health conscious people.  
	There are risks involved with the use of rBGH. These risks affect both cows and
people. There are perceived risks that often change with the social and political climate. 
We can be sure that we do not know all there is to know about the long term effects of 
this engineered substance; and it is certain that some people at Monsanto make lots of 
money selling this product and its associated research; and they are willing to circumvent 
the truth if they want to. If honesty, good health, and relatively safe food are important,
 then rBGH should not be used to influence the production of milk.
				Works Cited

Bauman Dale E. et al. Scientific Advances in Animal Nutrition: 
Promise for the new Century, Proceedings of a Symposium. National Academy of Sciences. 2002. 

Boyens, Ingeborg. Unnatural Harvest. Toronto: Doubleday Canada, 2000.

Butler, L. J.. The Profitability of rBST On U.S. Dairy Farms. 
AgbioForum vol2 No2 1999 111-117.

Collier, Robert J., and Bauman, Dale E.. CORRESPONDENCE Re: 
Role of the Insulin-Like Growth Factors in Cancer Development and Progression. 
Journal of the National cancer Institue. Vol. 93, No. 11, June 2001. 

DuPuis Melanie E. "Not in my body: rBGH and the rise of organic milk.
"Agriculture and Human Values 17 (2000): 285-295. 

Epstein,Samuel S..
(accessed May 21 2005)

Forsey, Helen and Lloyd, Richard. "Cows on Steroids, No thanks!" 
Natural Life Magazine  #63 Sept/Oct 1998. 

Full Circle. Return to a natural way of living. 
http://www.fullcirclefoods.com/ (accessed May 21 2005).

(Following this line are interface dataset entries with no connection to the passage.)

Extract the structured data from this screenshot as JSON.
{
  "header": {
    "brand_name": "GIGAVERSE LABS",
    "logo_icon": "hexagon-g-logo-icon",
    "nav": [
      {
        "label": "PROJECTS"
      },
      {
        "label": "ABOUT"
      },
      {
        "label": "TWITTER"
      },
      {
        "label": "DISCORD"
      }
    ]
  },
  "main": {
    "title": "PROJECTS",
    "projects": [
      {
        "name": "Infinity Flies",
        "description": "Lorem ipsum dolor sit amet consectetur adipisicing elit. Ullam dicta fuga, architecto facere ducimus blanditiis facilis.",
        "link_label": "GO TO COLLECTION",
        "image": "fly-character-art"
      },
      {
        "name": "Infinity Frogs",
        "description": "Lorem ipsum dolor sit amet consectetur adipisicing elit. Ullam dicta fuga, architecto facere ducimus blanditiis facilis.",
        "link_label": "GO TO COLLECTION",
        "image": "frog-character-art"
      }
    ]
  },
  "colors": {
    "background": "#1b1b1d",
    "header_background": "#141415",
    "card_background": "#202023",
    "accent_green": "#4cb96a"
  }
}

Grobe, Deana, Douthitt Robin, and Zepeda Lydia. "Consumer Risk Perception 
Profiles Regarding Recombinant Bovine Growth Hormone ( rbGH )." 
The Journal of Consumer Affairs. Winter 1999; 33.2. ABI/INFORM Blobal. 254. 

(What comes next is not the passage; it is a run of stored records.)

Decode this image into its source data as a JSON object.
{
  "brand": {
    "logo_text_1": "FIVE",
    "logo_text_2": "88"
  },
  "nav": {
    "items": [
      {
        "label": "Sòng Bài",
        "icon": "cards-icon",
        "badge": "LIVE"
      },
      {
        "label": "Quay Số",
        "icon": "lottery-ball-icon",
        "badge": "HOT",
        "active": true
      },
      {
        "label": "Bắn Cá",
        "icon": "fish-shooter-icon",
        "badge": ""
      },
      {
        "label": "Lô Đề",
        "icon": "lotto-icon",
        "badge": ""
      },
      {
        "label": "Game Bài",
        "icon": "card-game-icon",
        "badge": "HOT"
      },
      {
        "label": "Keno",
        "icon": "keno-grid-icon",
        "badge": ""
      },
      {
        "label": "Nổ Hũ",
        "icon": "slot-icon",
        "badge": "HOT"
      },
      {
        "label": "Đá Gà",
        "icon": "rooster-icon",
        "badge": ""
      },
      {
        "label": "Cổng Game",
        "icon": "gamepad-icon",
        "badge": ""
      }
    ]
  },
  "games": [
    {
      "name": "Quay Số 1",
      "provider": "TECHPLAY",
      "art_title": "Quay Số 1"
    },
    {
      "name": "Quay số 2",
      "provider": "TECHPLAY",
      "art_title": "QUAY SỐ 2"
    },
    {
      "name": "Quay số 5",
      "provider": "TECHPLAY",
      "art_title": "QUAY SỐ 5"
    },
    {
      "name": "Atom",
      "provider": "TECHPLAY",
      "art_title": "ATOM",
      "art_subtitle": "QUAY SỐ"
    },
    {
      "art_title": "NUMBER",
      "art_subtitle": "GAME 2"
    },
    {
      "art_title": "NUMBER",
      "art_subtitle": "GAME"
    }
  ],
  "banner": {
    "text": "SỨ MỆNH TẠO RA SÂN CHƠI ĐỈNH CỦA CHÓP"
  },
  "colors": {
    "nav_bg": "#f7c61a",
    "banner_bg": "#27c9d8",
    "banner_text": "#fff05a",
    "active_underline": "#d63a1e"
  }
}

Krimsky, Sheldon, and Wrubel, Roger P. . Agricultural Biotechnology and the 
Environment Science, Policy, and Socila Issues. Urbana and Chicago: 
University of Illinois Press, 1996.

Mindfully.org. Tillamook Bans Monsanto Growth Hormone. 	
(accessed 06/01/05).

North, Rick. This Time Its Final Tillamook rBHG-Free! (almost). Portland 
Independent Media Center.  
(accessed 06/01/05)

Pew Initiative on Food and Biotechnology. September 2004. 17 May 2005.

Powell, Maria and Lawless, Greg. A Case Study Prepared for the North 
Central Initiative for Small Farm Profitability by the University of Wisconsin
Center for Cooperatives Funded by the Initiative for Future Agriculture and 
Food Systems Program of the U.S. Department of Agriculture. January 2003.  						
http://www.farmprofitability.org/research/cropp/cropp.htm (accessed May 21 2005).

Sibbald Barbara. "European ban of bovine growth hormones should continue: expert." 	
CMAJ 161.6 (1999). 21 Sept. 05/01/2005 

Topco.  http://www.topco.com/locations.htm 
(accessed May 21 2005).